• Exercise brief:
Find the string "SpriteRenderer" in the records. Copy every line it appears in.

Data about app and page elements:
|---|

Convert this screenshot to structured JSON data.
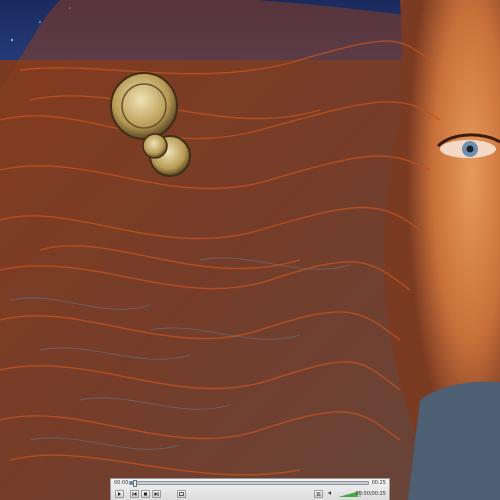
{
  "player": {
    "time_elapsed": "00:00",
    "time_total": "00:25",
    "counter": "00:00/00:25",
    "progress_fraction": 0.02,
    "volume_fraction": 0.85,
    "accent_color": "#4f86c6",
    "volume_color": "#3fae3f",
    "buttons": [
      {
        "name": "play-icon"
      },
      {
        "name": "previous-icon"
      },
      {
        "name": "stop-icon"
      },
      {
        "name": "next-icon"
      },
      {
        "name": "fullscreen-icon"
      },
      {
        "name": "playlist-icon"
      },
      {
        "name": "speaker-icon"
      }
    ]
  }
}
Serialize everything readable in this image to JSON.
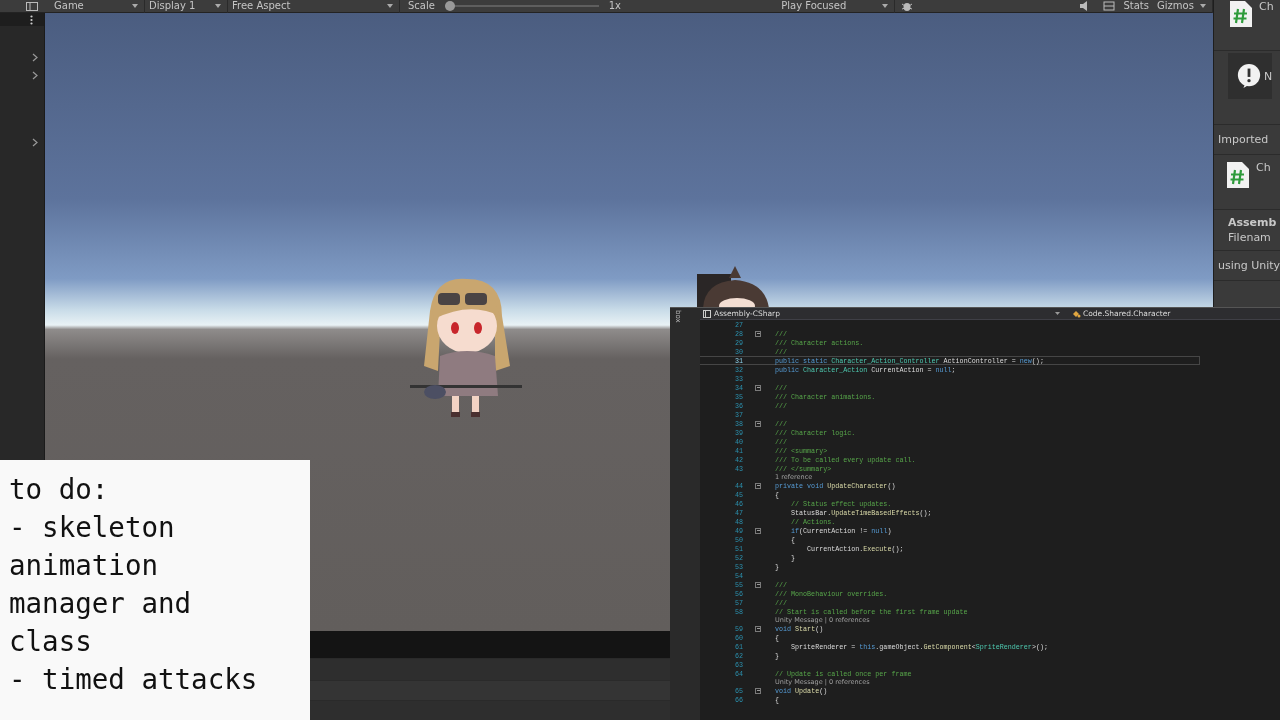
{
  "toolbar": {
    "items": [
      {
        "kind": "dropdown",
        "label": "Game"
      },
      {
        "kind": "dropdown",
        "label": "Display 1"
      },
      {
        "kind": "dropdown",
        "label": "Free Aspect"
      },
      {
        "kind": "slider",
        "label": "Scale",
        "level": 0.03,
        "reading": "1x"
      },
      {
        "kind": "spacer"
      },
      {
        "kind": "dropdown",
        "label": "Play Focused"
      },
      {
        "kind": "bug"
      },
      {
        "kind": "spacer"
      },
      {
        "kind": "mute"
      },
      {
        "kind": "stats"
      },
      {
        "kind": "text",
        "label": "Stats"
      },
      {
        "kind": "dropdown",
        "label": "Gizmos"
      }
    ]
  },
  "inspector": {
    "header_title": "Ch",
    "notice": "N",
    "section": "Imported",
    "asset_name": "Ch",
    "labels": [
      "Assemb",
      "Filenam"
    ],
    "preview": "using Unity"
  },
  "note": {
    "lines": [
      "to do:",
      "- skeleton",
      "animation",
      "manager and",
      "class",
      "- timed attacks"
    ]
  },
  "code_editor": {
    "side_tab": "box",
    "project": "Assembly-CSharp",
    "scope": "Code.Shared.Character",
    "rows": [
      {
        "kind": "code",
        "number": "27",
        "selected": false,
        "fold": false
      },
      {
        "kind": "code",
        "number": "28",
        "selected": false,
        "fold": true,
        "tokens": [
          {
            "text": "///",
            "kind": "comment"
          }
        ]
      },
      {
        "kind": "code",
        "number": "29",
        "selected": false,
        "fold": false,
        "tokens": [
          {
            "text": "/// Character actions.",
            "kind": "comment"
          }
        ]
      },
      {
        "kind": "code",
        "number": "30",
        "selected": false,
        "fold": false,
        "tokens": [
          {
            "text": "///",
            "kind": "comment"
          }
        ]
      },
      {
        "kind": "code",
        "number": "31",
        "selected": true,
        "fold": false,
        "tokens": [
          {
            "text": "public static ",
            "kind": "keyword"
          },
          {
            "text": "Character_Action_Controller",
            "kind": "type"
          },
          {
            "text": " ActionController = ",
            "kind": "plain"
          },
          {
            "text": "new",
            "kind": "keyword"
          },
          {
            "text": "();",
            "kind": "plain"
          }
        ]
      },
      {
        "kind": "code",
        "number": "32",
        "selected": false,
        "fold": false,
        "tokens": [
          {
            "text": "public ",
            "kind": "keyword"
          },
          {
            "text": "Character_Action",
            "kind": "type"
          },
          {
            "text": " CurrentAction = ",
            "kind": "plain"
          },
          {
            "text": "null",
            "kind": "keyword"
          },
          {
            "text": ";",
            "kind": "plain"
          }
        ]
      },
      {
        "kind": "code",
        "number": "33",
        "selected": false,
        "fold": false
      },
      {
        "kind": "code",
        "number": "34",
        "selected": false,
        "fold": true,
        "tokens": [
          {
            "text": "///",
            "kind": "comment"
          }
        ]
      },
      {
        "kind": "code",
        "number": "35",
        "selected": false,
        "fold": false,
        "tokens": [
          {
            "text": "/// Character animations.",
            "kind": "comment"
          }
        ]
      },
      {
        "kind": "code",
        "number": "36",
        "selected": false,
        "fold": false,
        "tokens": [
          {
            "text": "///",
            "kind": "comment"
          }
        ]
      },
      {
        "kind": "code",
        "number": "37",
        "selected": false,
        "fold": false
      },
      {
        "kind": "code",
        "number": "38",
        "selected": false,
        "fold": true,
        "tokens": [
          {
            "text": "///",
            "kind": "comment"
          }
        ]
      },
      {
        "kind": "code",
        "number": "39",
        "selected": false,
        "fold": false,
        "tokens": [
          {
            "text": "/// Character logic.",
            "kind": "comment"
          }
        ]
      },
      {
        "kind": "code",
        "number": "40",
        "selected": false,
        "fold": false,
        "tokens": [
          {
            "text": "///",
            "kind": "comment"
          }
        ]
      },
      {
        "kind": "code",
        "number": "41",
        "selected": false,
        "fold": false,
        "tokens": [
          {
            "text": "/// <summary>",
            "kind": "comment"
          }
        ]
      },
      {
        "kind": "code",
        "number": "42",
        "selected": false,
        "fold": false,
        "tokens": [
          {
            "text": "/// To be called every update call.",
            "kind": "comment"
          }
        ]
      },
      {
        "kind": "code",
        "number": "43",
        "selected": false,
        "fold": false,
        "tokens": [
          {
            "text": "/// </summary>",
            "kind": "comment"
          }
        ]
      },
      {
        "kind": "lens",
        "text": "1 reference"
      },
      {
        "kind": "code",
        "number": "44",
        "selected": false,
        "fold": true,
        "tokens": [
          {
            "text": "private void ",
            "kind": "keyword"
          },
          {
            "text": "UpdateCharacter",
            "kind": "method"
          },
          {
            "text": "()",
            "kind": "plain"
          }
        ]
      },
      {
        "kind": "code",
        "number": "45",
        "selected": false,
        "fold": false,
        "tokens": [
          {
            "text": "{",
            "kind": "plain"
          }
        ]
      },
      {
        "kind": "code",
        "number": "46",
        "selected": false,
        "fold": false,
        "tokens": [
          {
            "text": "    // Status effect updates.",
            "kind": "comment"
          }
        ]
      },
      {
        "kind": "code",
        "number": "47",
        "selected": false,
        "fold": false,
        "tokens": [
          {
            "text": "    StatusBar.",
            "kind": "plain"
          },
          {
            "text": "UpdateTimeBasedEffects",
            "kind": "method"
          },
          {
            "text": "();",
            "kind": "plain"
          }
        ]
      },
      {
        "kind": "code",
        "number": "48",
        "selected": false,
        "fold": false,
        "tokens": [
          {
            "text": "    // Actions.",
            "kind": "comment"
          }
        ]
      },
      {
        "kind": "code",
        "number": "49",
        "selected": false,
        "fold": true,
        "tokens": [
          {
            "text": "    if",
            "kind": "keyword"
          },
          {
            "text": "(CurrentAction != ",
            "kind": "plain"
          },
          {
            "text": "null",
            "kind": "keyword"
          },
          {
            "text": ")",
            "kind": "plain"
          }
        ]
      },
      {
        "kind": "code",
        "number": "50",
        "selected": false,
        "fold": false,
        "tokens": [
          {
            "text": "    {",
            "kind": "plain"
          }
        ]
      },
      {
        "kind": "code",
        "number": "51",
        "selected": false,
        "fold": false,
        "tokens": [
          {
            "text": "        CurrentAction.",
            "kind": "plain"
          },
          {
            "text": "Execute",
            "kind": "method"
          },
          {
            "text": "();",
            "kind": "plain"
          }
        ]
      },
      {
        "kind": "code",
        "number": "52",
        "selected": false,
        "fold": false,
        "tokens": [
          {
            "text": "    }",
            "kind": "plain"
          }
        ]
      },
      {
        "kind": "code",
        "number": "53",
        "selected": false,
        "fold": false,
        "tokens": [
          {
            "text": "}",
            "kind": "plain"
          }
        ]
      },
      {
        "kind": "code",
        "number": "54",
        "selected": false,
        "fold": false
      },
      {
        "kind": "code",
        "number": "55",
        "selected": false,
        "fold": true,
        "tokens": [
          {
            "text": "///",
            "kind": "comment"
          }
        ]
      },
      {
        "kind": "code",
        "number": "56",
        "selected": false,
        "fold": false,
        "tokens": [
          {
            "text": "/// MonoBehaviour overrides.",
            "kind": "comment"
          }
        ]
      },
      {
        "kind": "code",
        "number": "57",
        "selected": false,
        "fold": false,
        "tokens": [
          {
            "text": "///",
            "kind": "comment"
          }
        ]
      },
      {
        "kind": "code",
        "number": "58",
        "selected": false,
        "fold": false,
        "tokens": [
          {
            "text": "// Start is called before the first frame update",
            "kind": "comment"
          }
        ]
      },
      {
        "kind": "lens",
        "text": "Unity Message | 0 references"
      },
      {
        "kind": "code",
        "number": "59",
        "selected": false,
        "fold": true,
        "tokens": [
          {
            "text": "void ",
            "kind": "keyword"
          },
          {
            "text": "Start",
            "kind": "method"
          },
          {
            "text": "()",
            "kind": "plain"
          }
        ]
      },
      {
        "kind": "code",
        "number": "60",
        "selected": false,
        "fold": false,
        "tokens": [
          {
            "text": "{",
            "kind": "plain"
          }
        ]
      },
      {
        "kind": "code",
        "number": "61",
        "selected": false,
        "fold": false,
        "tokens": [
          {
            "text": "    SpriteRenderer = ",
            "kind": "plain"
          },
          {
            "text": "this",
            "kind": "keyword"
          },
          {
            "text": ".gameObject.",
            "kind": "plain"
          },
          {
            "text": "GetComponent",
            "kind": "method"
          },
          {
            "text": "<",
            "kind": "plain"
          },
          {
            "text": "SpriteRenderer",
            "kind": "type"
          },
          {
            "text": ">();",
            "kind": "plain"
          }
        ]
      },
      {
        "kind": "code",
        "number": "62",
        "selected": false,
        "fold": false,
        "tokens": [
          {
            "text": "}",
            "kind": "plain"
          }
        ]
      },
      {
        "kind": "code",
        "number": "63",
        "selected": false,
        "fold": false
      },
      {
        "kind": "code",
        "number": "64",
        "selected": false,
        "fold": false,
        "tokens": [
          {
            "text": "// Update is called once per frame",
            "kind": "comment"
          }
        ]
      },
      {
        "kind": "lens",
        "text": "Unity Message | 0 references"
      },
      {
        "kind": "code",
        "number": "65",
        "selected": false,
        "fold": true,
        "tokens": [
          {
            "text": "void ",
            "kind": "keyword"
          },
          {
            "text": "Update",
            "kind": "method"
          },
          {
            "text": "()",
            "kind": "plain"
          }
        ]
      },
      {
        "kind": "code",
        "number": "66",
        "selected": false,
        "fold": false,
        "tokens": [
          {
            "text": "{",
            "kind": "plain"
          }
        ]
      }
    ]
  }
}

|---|

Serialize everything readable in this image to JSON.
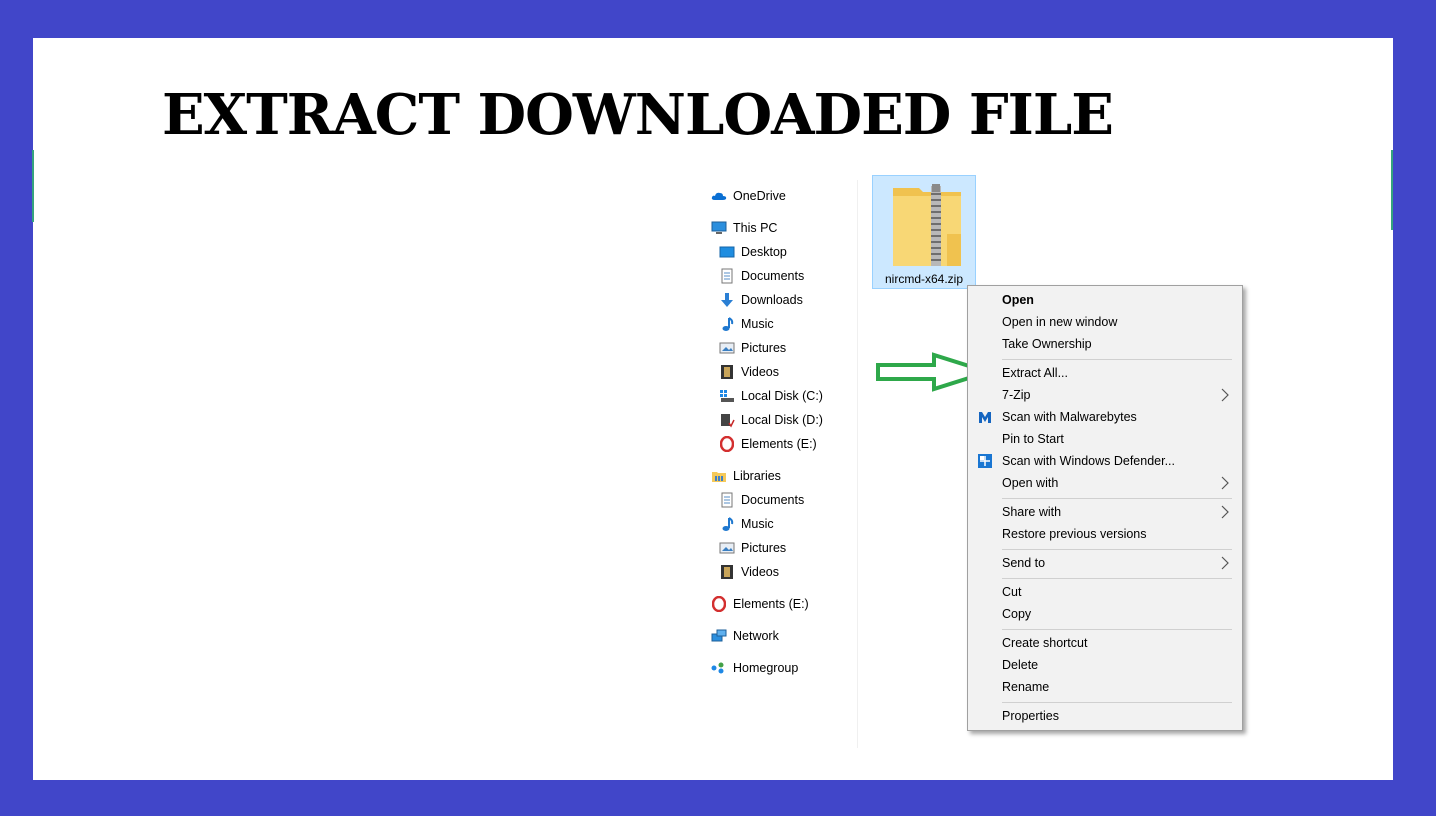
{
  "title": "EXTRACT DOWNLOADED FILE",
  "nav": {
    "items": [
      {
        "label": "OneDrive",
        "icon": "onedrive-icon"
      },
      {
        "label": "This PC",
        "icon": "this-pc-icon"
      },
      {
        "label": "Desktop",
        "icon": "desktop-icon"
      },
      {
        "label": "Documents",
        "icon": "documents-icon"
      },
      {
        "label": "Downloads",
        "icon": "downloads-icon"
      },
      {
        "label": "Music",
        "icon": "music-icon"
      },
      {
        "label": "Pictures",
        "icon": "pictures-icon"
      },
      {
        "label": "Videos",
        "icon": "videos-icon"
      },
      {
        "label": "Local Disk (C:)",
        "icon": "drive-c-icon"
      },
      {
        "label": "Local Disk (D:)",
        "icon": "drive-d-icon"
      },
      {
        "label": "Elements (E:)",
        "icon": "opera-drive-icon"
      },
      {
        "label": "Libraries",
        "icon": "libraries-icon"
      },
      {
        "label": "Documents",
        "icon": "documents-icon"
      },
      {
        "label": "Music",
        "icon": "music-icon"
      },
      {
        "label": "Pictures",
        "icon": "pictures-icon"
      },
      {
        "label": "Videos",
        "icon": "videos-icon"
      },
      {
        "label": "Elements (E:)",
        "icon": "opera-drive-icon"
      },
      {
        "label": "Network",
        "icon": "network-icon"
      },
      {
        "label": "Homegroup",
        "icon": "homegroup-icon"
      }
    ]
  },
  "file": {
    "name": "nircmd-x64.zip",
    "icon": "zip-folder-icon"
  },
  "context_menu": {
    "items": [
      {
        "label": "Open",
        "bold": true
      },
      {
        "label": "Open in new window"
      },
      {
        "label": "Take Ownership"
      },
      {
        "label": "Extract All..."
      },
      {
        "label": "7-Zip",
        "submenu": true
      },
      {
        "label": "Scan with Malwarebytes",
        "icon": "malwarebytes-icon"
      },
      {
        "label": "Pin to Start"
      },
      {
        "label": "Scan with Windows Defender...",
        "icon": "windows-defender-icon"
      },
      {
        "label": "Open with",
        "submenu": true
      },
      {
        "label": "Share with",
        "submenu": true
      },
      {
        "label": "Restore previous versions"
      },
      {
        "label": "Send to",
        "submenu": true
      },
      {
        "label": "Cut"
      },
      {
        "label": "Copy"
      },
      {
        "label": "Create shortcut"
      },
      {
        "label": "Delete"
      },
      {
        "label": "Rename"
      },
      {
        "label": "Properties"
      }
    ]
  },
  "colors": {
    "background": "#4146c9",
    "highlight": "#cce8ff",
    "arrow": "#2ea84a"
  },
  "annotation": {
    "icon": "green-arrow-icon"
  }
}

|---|

• Answer below:
            "text": "    SpriteRenderer = ",
            "text": "SpriteRenderer",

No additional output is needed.